### Supplied material ###

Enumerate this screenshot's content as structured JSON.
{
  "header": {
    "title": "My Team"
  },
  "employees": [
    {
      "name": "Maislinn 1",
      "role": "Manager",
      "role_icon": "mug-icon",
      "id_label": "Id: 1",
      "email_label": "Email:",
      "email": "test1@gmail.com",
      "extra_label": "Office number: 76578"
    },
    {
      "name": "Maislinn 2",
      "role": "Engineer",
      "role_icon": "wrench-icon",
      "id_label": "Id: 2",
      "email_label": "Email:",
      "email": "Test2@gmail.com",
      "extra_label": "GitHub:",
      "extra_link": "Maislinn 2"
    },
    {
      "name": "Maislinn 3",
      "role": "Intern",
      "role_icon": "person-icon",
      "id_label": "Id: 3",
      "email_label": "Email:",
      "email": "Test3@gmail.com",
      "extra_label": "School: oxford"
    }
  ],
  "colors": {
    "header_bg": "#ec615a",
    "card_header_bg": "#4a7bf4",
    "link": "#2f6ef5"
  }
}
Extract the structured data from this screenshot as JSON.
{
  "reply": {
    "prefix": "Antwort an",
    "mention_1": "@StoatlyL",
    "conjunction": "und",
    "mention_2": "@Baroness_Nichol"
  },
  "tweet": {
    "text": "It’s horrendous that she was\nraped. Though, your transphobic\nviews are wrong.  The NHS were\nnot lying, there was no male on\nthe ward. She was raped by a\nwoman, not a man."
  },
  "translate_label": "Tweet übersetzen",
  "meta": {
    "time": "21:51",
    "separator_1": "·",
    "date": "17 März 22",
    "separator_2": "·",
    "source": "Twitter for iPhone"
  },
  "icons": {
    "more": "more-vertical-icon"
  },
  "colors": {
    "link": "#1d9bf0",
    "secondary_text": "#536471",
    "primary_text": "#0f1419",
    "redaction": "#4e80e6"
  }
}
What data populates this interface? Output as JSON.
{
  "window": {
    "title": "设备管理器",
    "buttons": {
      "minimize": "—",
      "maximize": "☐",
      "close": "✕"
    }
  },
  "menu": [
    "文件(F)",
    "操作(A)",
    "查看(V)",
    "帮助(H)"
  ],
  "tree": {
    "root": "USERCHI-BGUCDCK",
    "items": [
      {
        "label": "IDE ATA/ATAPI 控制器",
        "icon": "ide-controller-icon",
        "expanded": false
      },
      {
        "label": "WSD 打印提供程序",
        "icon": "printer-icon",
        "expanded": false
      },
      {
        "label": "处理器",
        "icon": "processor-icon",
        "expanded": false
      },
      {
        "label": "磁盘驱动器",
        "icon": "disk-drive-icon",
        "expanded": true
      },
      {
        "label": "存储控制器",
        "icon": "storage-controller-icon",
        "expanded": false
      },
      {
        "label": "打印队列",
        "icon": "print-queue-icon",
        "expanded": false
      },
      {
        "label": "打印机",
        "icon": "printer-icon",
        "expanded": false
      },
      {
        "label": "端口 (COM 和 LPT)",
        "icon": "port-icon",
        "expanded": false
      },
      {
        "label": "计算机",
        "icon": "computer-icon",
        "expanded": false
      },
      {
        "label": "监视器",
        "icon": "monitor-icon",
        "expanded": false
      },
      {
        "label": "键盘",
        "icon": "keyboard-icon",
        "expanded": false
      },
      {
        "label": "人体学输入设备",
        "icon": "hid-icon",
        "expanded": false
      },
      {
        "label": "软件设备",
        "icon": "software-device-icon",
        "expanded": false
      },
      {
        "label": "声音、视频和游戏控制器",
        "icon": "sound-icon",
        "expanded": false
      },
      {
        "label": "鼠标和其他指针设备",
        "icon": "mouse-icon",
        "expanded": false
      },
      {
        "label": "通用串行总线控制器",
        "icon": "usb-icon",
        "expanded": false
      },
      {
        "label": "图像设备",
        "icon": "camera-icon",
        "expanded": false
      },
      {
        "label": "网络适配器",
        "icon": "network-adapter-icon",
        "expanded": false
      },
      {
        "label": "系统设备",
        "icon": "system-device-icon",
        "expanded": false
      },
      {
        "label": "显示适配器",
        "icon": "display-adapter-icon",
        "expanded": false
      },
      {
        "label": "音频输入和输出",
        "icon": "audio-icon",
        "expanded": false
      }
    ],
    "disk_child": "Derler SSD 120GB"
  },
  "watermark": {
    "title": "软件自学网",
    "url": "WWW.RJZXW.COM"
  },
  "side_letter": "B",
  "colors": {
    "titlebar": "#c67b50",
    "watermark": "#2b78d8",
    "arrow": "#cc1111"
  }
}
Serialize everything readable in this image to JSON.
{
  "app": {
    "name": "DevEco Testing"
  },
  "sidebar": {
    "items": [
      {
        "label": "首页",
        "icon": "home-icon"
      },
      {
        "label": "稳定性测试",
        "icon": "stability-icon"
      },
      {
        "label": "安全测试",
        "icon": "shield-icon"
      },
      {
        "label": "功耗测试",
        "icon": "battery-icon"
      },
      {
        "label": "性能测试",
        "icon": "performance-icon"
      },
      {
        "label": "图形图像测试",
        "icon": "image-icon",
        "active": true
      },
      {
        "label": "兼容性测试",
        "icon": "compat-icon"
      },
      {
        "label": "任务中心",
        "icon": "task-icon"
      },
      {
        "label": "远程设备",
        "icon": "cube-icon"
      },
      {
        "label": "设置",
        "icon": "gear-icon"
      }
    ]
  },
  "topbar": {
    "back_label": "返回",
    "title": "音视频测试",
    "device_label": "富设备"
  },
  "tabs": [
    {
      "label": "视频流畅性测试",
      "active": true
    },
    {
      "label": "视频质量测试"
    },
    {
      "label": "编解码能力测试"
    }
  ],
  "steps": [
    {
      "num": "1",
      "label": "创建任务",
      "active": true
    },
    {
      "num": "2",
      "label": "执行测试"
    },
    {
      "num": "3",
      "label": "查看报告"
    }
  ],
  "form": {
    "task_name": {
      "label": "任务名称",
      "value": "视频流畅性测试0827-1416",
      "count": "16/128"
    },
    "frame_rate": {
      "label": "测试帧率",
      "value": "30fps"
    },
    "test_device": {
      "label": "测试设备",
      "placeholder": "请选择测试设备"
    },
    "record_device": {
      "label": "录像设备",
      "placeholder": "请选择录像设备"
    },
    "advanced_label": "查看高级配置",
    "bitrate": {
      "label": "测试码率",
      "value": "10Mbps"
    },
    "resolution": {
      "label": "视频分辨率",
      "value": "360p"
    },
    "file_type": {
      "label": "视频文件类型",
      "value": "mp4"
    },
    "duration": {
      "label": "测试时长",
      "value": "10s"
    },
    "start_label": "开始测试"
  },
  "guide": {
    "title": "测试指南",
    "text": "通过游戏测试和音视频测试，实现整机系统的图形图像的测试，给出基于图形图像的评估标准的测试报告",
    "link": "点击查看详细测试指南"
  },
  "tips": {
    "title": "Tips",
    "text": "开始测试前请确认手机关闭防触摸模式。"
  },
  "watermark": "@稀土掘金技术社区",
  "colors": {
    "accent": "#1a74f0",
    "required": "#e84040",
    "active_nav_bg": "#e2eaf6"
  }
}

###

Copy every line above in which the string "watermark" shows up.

  "watermark": {
    "watermark": "#2b78d8",
  "watermark": "@稀土掘金技术社区",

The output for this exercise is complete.